Have you ever taken part in a treasure hunt? You know the game? A treasure hunt! You alone or your team gets clues or written directions, based on which you hunt for a treasure, which is usually hidden somewhere? It’s fun, isn’t it? According to the Bible, we may also think about hunting for treasures, but for treasures in heaven. In fact, Jesus calls his followers to store up treasures in heaven, instead of going after earthly riches only for ourselves (Matthew 6:19-21). On Sunday, 5 July, we gathered at St. Luke’s Chapel and then went outdoors for a heavenly treasure hunt in small groups. We explored and then shared seven ways of storing up heavenly treasures. Before we set out, we started with the first and most important way – Jesus, the only way to heaven, given to us freely as a heavenly gift and treasure. We also learned that putting our earthly treasures in use for God’s kingdom is also a way of storing up treasures in heaven – the main point being that we should become rich towards God, and serve the church and our societies with our God-given resources throughout our life on earth.
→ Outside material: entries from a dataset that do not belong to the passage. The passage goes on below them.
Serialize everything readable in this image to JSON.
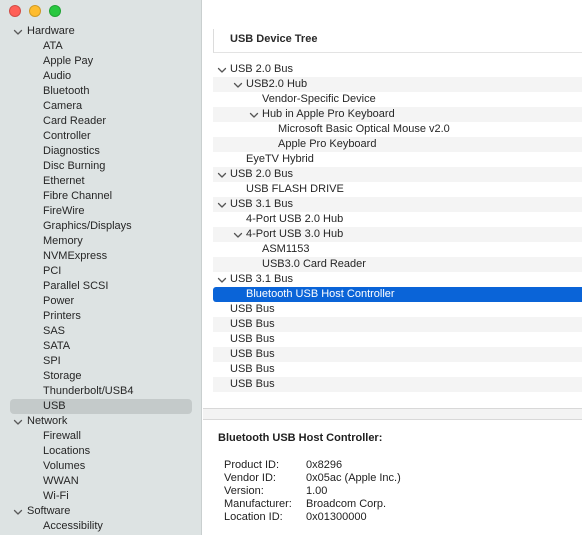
{
  "window": {
    "controls": [
      "close",
      "minimize",
      "zoom"
    ]
  },
  "sidebar": {
    "sections": [
      {
        "label": "Hardware",
        "items": [
          "ATA",
          "Apple Pay",
          "Audio",
          "Bluetooth",
          "Camera",
          "Card Reader",
          "Controller",
          "Diagnostics",
          "Disc Burning",
          "Ethernet",
          "Fibre Channel",
          "FireWire",
          "Graphics/Displays",
          "Memory",
          "NVMExpress",
          "PCI",
          "Parallel SCSI",
          "Power",
          "Printers",
          "SAS",
          "SATA",
          "SPI",
          "Storage",
          "Thunderbolt/USB4",
          "USB"
        ]
      },
      {
        "label": "Network",
        "items": [
          "Firewall",
          "Locations",
          "Volumes",
          "WWAN",
          "Wi-Fi"
        ]
      },
      {
        "label": "Software",
        "items": [
          "Accessibility"
        ]
      }
    ],
    "selected": "USB"
  },
  "device_tree": {
    "header": "USB Device Tree",
    "rows": [
      {
        "label": "USB 2.0 Bus",
        "level": 0,
        "expandable": true
      },
      {
        "label": "USB2.0 Hub",
        "level": 1,
        "expandable": true
      },
      {
        "label": "Vendor-Specific Device",
        "level": 2,
        "expandable": false
      },
      {
        "label": "Hub in Apple Pro Keyboard",
        "level": 2,
        "expandable": true
      },
      {
        "label": "Microsoft Basic Optical Mouse v2.0",
        "level": 3,
        "expandable": false
      },
      {
        "label": "Apple Pro Keyboard",
        "level": 3,
        "expandable": false
      },
      {
        "label": "EyeTV Hybrid",
        "level": 1,
        "expandable": false
      },
      {
        "label": "USB 2.0 Bus",
        "level": 0,
        "expandable": true
      },
      {
        "label": "USB FLASH DRIVE",
        "level": 1,
        "expandable": false
      },
      {
        "label": "USB 3.1 Bus",
        "level": 0,
        "expandable": true
      },
      {
        "label": "4-Port USB 2.0 Hub",
        "level": 1,
        "expandable": false
      },
      {
        "label": "4-Port USB 3.0 Hub",
        "level": 1,
        "expandable": true
      },
      {
        "label": "ASM1153",
        "level": 2,
        "expandable": false
      },
      {
        "label": "USB3.0 Card Reader",
        "level": 2,
        "expandable": false
      },
      {
        "label": "USB 3.1 Bus",
        "level": 0,
        "expandable": true
      },
      {
        "label": "Bluetooth USB Host Controller",
        "level": 1,
        "expandable": false,
        "selected": true
      },
      {
        "label": "USB Bus",
        "level": 0,
        "expandable": false
      },
      {
        "label": "USB Bus",
        "level": 0,
        "expandable": false
      },
      {
        "label": "USB Bus",
        "level": 0,
        "expandable": false
      },
      {
        "label": "USB Bus",
        "level": 0,
        "expandable": false
      },
      {
        "label": "USB Bus",
        "level": 0,
        "expandable": false
      },
      {
        "label": "USB Bus",
        "level": 0,
        "expandable": false
      }
    ]
  },
  "details": {
    "title": "Bluetooth USB Host Controller:",
    "properties": [
      {
        "key": "Product ID:",
        "value": "0x8296"
      },
      {
        "key": "Vendor ID:",
        "value": "0x05ac (Apple Inc.)"
      },
      {
        "key": "Version:",
        "value": "1.00"
      },
      {
        "key": "Manufacturer:",
        "value": "Broadcom Corp."
      },
      {
        "key": "Location ID:",
        "value": "0x01300000"
      }
    ]
  },
  "colors": {
    "sidebar_bg": "#dde3e3",
    "sidebar_selected": "#c4caca",
    "row_selected": "#0a64d8",
    "close": "#ff5f57",
    "minimize": "#febc2e",
    "zoom": "#28c840"
  }
}
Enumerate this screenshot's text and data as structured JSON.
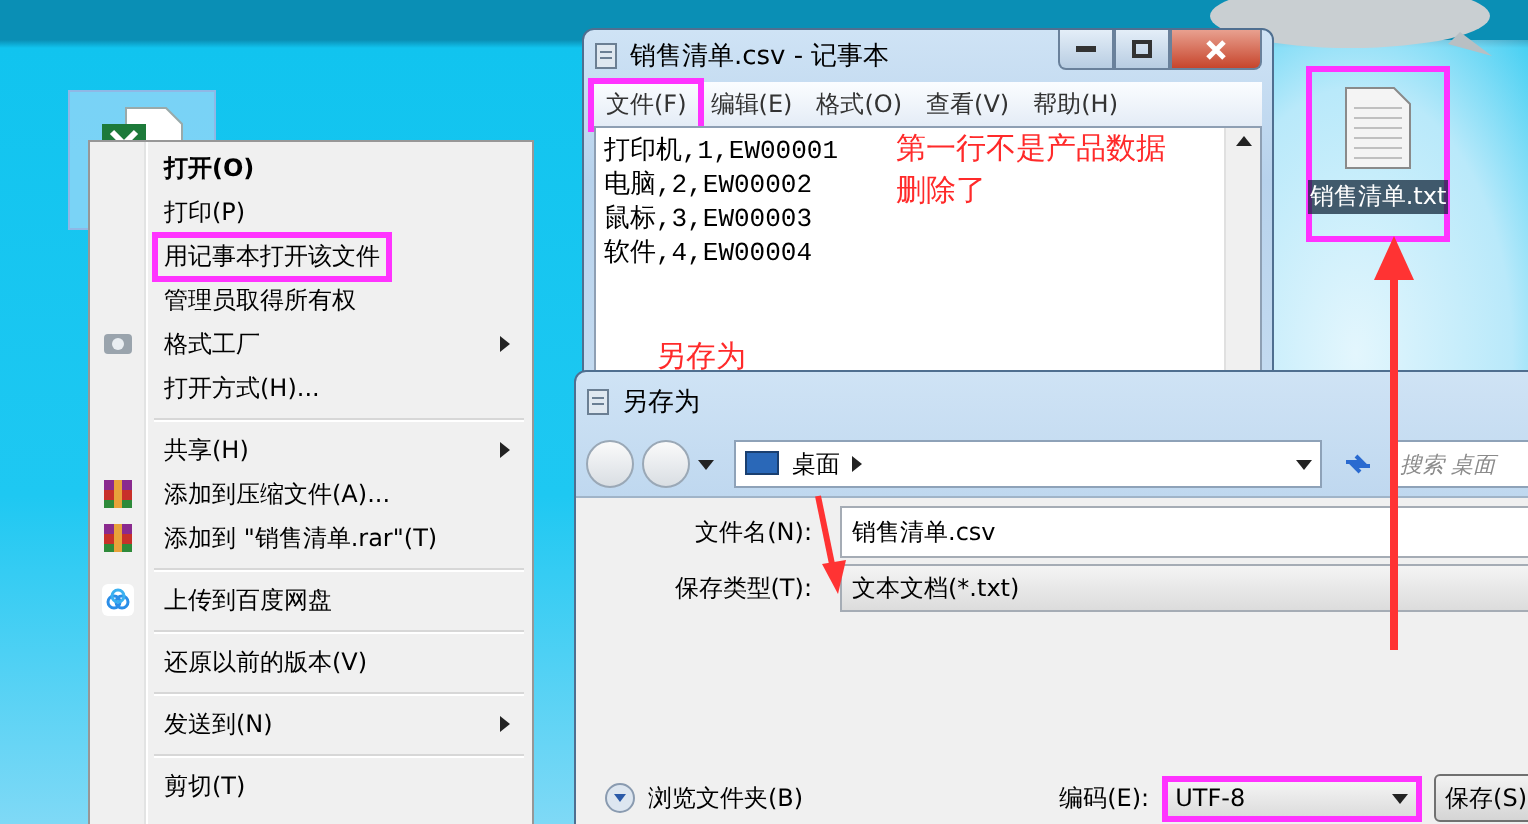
{
  "desktop_icons": [
    {
      "kind": "spreadsheet",
      "selected": true,
      "highlighted": false
    },
    {
      "kind": "text",
      "label": "销售清单.txt",
      "selected": false,
      "highlighted": true
    }
  ],
  "context_menu": {
    "items": [
      {
        "kind": "item",
        "label": "打开(O)",
        "bold": true,
        "highlighted": false,
        "submenu": false
      },
      {
        "kind": "item",
        "label": "打印(P)",
        "bold": false,
        "highlighted": false,
        "submenu": false
      },
      {
        "kind": "item",
        "label": "用记事本打开该文件",
        "bold": false,
        "highlighted": true,
        "submenu": false
      },
      {
        "kind": "item",
        "label": "管理员取得所有权",
        "bold": false,
        "highlighted": false,
        "submenu": false
      },
      {
        "kind": "item",
        "label": "格式工厂",
        "bold": false,
        "highlighted": false,
        "submenu": true
      },
      {
        "kind": "item",
        "label": "打开方式(H)...",
        "bold": false,
        "highlighted": false,
        "submenu": false
      },
      {
        "kind": "separator"
      },
      {
        "kind": "item",
        "label": "共享(H)",
        "bold": false,
        "highlighted": false,
        "submenu": true
      },
      {
        "kind": "item",
        "label": "添加到压缩文件(A)...",
        "bold": false,
        "highlighted": false,
        "submenu": false
      },
      {
        "kind": "item",
        "label": "添加到 \"销售清单.rar\"(T)",
        "bold": false,
        "highlighted": false,
        "submenu": false
      },
      {
        "kind": "separator"
      },
      {
        "kind": "item",
        "label": "上传到百度网盘",
        "bold": false,
        "highlighted": false,
        "submenu": false
      },
      {
        "kind": "separator"
      },
      {
        "kind": "item",
        "label": "还原以前的版本(V)",
        "bold": false,
        "highlighted": false,
        "submenu": false
      },
      {
        "kind": "separator"
      },
      {
        "kind": "item",
        "label": "发送到(N)",
        "bold": false,
        "highlighted": false,
        "submenu": true
      },
      {
        "kind": "separator"
      },
      {
        "kind": "item",
        "label": "剪切(T)",
        "bold": false,
        "highlighted": false,
        "submenu": false
      }
    ]
  },
  "notepad": {
    "title": "销售清单.csv - 记事本",
    "menu": [
      {
        "label": "文件(F)",
        "highlighted": true
      },
      {
        "label": "编辑(E)",
        "highlighted": false
      },
      {
        "label": "格式(O)",
        "highlighted": false
      },
      {
        "label": "查看(V)",
        "highlighted": false
      },
      {
        "label": "帮助(H)",
        "highlighted": false
      }
    ],
    "lines": [
      "打印机,1,EW00001",
      "电脑,2,EW00002",
      "鼠标,3,EW00003",
      "软件,4,EW00004"
    ]
  },
  "notes": {
    "lines": [
      "第一行不是产品数据",
      "删除了"
    ],
    "caption": "另存为"
  },
  "save_dialog": {
    "title": "另存为",
    "location": "桌面",
    "search_placeholder": "搜索 桌面",
    "file_name": {
      "label": "文件名(N):",
      "value": "销售清单.csv"
    },
    "save_type": {
      "label": "保存类型(T):",
      "value": "文本文档(*.txt)"
    },
    "browse": "浏览文件夹(B)",
    "encoding": {
      "label": "编码(E):",
      "value": "UTF-8",
      "highlighted": true
    },
    "save_button": "保存(S)"
  }
}
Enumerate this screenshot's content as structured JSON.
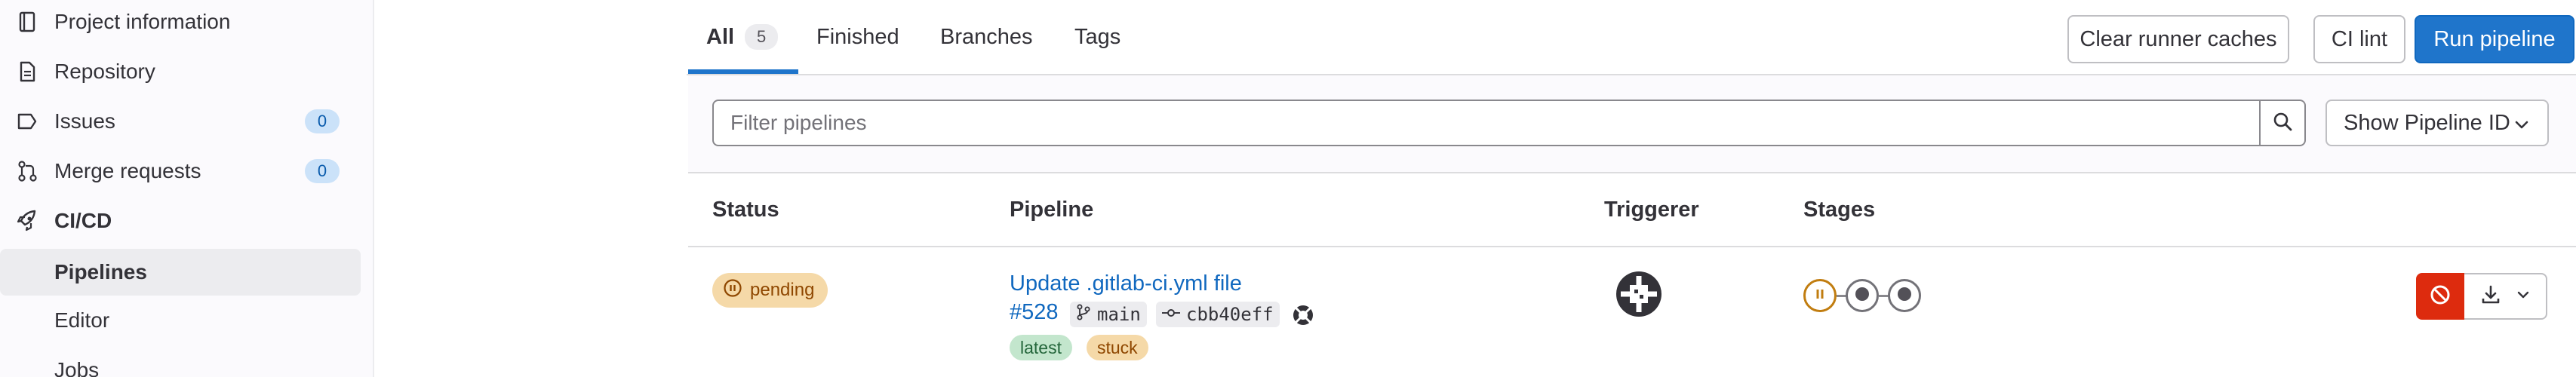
{
  "sidebar": {
    "items": [
      {
        "label": "Project information",
        "icon": "project-info-icon"
      },
      {
        "label": "Repository",
        "icon": "document-icon"
      },
      {
        "label": "Issues",
        "icon": "issues-icon",
        "count": "0"
      },
      {
        "label": "Merge requests",
        "icon": "merge-request-icon",
        "count": "0"
      },
      {
        "label": "CI/CD",
        "icon": "rocket-icon"
      },
      {
        "label": "Pipelines"
      },
      {
        "label": "Editor"
      },
      {
        "label": "Jobs"
      }
    ]
  },
  "tabs": [
    {
      "label": "All",
      "count": "5",
      "active": true
    },
    {
      "label": "Finished"
    },
    {
      "label": "Branches"
    },
    {
      "label": "Tags"
    }
  ],
  "actions": {
    "clear_caches": "Clear runner caches",
    "ci_lint": "CI lint",
    "run_pipeline": "Run pipeline"
  },
  "filter": {
    "placeholder": "Filter pipelines",
    "show_id": "Show Pipeline ID"
  },
  "table": {
    "headers": [
      "Status",
      "Pipeline",
      "Triggerer",
      "Stages"
    ],
    "rows": [
      {
        "status": "pending",
        "title": "Update .gitlab-ci.yml file",
        "id": "#528",
        "branch": "main",
        "commit": "cbb40eff",
        "tags": [
          "latest",
          "stuck"
        ],
        "stages": [
          "pending",
          "created",
          "created"
        ]
      }
    ]
  },
  "colors": {
    "accent": "#1f75cb",
    "danger": "#dd2b0e",
    "pending_bg": "#f5d9a8",
    "pending_fg": "#8f4700",
    "latest_bg": "#c3e6cd"
  }
}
Feel free to check the seven ways we explored during our heavenly treasure hunt: 1) Overview 2) Handout with Bible verses for further reflection (BF).
Have you ever seen how a foundation is laid? How much care must be applied to prepare it? How it is eventually completed, including blocks of stone and other material, skillfully arranged in relation to each other? And how such a foundation provides a safe structure lasting for more than a lifetime? In his sermon on 21 June 2020, Helmuth Garoeb shared his insights on laying the foundation of a building in his family. We then studied 1 Peter 2:1-12 and came to see that, as Christian believers, our lives rest on Jesus alone. If we believe in Jesus, we can rest on him as the sure foundation and cornerstone of our lives. Beyond that, Helmuth showed us that – according to the Bible – we are precious and regarded as living stones. Moreover, we are joined together and are being built into God’s spiritual house. Helmuth also challenged us to think about our personal and corporate relationship to Christ, to see where and how we are placed or fitting in God’s building. Helmuth encouraged us to be living stones, building our faith on and in Christ, helping each other and inviting others to join this building project. Learn more by reading up the sermon (BF).
We had cancelled face-to-face worship services and gatherings at OIEF during 17 March and 31 May due to the Covid-19 pandemic. All of us had to keep a distance to others, and most stay at home. But many of our activities in relation to others and God could still take place, though in different ways. We shared and posted activities in your (faith) life that had not been cancelled at padlet. See the results as a PDF file. Post updated 28 November. Consult www.oief.fi/covid-19 for up-to-date information, safety measures and recommendations. (BF)